Following two years of success during the pandemic, when there was a high demand but, regrettably, a low supply, the freight rates had skyrocketed – more than 200% the usual rates. 2/3rd of the freight level existed during the pandemic and post pandemic times. This proved beneficial for most logistic suppliers and freight forwarders.
As most people from the industry might be aware, there has been almost a 30% decrease in international freight rates. This has been the trend for the year 2022, especially since July where the steep decline of prices has fast-tracked in September and October, and many freight forwarders are anxious to see this decline continue.
Sadly, the current situation has been a stark contrast – from the congested ports during the last two years, to ease in ports now owing to an economic slowdown. It seems as though the #covid19 related spike has now settled down globally in regards to the logistics sector. Owing to the War in Ukraine and an inflation across the globe complied with a fear of recession is the main reason for this drop.

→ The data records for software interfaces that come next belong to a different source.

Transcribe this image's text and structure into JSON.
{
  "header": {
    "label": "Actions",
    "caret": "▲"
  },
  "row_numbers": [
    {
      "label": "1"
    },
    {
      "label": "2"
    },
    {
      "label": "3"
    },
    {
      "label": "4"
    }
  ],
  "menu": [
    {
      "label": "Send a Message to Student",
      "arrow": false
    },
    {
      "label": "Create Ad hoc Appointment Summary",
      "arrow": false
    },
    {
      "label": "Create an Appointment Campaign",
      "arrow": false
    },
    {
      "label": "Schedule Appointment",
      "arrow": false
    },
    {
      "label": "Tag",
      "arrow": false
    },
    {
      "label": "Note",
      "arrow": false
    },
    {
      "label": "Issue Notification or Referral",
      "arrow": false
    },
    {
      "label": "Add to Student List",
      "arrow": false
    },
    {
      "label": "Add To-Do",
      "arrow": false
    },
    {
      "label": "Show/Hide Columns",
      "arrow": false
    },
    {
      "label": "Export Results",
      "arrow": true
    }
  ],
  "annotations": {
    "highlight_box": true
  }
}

With these new challenges ahead, most freight forwarders, shipping lines and airlines are hopeful that the 1st quarter of 2023 will bring positive changes and will help bring back the normalcy in freight prices. The optimism shared by most freight forwarders is now to keep operating the container freight, even at a lower cost to keep the traffic flow going and this should aid in regularity in pricing to return.